North Point, Hong Kong

Hong Kong has a lot of pull factors for young go-getters on the lookout for a CV bolstering, savings account swelling few years overseas. With a financial centre on the up and with English one of two official languages, Hong Kong offers employment prospects galore. Especially for women, who hold 30% of all senior management roles. But if you’re living abroad why limit yourself to an expat area? Why not soak up the sights, sounds and tastes of a much more authentically local neighbourhood. North Point offers easy access to the usual expat hangouts while also giving you the opportunity to integrate more fully into the Hong Kong scene.

Holland Village, Singapore

Singapore is crawling with expats. Which isn’t surprising when you consider that the ex-British colony is now one of the world’s top three financial centres, facilitating the exchange of commodities, energy, capital and information between east and west.

The influx of foreign workers, attracted by high salaries and relatively low tax rates, has caused rental prices in the city-state to skyrocket. Holland Village is no exception but does offer a more bohemian vibe than many of its equally expensive counterparts, with a large hawker centre and a good selection of restaurants and cafes.

Green Point, Cape Town
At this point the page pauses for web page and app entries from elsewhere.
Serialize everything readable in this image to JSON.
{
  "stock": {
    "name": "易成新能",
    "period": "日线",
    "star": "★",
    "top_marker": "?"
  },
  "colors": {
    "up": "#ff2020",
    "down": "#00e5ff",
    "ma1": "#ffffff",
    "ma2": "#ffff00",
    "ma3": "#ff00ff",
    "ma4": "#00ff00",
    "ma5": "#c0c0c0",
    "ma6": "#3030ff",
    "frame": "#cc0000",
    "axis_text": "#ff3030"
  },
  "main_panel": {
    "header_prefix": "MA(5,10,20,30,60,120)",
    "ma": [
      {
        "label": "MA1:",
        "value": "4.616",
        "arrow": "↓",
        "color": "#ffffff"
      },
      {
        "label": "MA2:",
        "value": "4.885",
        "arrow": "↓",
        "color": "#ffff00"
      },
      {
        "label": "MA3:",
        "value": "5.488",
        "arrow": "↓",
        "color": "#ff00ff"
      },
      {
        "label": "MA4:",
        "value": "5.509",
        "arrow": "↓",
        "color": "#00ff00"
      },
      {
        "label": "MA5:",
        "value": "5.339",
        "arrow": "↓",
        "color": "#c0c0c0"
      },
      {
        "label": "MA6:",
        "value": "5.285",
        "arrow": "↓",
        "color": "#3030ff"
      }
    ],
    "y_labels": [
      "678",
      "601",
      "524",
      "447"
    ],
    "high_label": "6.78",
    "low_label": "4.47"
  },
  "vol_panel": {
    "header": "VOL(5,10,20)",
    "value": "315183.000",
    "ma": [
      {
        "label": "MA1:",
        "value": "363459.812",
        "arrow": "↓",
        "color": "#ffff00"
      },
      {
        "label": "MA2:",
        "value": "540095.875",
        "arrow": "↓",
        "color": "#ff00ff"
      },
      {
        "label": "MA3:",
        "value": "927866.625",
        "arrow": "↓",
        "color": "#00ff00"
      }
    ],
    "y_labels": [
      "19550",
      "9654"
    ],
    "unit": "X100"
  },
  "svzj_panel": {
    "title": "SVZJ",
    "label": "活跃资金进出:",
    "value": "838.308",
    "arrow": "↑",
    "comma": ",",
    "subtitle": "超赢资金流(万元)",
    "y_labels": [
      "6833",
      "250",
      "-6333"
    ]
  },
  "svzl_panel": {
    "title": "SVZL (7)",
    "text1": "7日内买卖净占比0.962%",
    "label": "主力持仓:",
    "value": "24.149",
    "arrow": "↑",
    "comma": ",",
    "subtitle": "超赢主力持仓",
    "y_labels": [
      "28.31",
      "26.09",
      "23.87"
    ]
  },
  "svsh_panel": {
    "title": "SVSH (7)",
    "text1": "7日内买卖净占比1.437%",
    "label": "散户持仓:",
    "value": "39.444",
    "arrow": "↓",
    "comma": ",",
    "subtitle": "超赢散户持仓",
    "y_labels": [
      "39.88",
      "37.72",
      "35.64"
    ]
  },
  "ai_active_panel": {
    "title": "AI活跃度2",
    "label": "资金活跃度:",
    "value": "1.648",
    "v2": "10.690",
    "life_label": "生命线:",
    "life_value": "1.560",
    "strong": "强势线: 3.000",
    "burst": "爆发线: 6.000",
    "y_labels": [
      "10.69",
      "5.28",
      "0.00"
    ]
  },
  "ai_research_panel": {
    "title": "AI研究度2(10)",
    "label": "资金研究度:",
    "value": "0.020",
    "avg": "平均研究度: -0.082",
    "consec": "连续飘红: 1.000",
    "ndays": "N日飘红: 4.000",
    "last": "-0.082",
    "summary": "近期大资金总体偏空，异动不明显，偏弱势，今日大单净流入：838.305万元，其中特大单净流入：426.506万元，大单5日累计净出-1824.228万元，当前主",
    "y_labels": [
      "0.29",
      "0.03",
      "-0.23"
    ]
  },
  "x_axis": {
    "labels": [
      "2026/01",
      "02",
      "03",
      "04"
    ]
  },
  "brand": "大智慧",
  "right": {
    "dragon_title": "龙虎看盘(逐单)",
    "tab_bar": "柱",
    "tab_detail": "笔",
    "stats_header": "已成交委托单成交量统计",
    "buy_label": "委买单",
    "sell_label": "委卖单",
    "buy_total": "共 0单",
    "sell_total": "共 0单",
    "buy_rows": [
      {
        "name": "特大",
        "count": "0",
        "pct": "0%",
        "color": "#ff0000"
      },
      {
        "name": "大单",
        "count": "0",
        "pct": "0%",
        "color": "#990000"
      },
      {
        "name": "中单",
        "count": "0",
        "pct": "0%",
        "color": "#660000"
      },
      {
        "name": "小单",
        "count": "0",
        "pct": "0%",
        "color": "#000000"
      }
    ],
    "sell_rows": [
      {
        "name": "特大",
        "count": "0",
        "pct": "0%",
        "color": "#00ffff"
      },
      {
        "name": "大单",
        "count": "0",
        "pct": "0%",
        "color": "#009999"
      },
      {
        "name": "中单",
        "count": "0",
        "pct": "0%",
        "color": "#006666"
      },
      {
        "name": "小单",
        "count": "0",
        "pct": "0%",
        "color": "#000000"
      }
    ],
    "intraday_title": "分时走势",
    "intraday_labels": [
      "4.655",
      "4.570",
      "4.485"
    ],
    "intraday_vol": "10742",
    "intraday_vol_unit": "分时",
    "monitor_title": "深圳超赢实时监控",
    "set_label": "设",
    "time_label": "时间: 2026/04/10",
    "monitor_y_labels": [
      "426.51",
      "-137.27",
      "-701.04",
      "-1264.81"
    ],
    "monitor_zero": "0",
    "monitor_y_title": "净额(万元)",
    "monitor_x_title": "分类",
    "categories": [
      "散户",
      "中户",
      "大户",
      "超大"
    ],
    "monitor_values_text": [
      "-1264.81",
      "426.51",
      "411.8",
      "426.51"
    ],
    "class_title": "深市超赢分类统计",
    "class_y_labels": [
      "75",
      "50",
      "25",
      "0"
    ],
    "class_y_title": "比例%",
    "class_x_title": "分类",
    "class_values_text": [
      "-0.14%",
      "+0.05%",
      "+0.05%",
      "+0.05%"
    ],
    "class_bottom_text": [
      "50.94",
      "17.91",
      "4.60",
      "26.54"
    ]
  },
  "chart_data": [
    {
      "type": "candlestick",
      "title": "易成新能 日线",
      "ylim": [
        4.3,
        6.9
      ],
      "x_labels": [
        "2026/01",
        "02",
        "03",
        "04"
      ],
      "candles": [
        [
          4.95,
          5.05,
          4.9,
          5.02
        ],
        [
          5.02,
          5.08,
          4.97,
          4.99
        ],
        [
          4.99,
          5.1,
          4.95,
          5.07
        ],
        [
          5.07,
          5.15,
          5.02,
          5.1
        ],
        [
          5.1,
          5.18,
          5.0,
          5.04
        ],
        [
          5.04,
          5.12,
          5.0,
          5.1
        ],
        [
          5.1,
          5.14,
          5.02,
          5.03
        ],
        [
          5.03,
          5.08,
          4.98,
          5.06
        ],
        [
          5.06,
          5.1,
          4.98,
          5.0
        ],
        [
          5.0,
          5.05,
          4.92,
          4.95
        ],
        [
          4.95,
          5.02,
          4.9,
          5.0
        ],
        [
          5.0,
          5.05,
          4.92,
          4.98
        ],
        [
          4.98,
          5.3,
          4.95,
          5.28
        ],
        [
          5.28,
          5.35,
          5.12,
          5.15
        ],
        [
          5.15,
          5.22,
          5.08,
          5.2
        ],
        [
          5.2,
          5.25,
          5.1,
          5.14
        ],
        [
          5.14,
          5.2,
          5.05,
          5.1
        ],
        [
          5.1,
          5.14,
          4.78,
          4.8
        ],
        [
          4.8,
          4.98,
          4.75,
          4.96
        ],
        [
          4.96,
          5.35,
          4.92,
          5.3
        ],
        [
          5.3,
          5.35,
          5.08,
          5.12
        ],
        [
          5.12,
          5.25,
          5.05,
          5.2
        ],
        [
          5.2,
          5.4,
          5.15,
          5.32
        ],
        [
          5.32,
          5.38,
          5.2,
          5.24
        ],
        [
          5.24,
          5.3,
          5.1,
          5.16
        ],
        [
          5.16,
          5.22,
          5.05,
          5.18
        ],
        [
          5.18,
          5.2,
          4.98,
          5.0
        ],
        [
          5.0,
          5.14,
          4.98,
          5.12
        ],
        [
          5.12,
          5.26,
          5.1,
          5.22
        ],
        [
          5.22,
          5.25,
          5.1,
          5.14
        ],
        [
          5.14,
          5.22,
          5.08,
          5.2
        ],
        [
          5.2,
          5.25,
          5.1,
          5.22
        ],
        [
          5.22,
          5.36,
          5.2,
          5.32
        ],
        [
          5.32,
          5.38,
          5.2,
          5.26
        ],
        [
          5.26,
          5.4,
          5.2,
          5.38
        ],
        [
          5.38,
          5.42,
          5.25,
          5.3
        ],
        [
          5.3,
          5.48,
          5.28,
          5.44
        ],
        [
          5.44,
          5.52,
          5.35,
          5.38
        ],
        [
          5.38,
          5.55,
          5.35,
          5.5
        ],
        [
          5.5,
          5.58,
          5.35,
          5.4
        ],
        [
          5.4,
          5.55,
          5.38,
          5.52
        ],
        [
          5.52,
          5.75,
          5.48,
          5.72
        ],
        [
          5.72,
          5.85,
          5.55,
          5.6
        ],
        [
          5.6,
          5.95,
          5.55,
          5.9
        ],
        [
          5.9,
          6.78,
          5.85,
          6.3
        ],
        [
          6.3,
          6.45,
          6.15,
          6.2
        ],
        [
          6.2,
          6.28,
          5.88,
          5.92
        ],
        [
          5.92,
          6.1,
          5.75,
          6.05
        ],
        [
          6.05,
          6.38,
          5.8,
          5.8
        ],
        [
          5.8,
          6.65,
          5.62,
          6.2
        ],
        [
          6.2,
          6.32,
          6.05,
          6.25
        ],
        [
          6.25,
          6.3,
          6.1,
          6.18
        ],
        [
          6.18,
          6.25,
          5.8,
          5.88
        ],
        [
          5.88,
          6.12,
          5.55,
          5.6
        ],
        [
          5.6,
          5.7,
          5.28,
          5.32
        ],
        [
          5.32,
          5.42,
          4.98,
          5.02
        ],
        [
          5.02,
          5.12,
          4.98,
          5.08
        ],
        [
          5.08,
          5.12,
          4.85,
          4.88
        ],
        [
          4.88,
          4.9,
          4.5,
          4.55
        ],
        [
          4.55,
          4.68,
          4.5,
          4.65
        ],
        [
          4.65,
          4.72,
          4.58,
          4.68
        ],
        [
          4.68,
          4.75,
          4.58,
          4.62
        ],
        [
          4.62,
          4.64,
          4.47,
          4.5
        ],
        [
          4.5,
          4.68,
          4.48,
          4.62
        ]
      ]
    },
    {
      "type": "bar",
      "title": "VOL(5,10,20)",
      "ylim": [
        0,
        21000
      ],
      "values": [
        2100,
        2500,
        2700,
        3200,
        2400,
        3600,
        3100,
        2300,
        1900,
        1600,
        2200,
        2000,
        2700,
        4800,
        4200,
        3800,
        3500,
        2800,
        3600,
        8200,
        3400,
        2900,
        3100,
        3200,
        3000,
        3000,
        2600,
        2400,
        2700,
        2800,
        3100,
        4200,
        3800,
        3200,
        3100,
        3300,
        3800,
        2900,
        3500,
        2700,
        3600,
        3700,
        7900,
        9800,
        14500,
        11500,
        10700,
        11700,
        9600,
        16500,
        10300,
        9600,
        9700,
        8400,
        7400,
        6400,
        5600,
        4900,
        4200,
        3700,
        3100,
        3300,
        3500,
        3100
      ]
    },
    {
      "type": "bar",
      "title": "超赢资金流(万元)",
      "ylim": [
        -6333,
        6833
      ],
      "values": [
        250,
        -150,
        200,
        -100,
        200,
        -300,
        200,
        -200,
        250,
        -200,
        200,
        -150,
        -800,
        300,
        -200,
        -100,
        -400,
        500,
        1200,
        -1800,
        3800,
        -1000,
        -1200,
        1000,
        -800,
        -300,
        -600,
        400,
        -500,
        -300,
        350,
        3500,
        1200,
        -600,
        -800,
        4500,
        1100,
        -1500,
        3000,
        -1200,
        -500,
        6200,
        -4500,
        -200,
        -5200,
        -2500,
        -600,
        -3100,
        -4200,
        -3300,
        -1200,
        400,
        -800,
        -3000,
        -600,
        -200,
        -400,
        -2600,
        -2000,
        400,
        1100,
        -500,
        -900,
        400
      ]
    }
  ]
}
If you move to Cape Town in search of sun, sea, safaris and laid back, low cost living why live in the hustle and bustle of the City Bowl? In a city where you’re never that far from the CBD anyway and where waterfront living is eminently affordable, why not check out trendy Green Point? As well as the city’s gay culture hotspot Green Point also boasts the city’s new football stadium, proximity to the bars, restaurants, cinemas and shops of the V&A Waterfront and some beautifully rugged Atlantic coastline.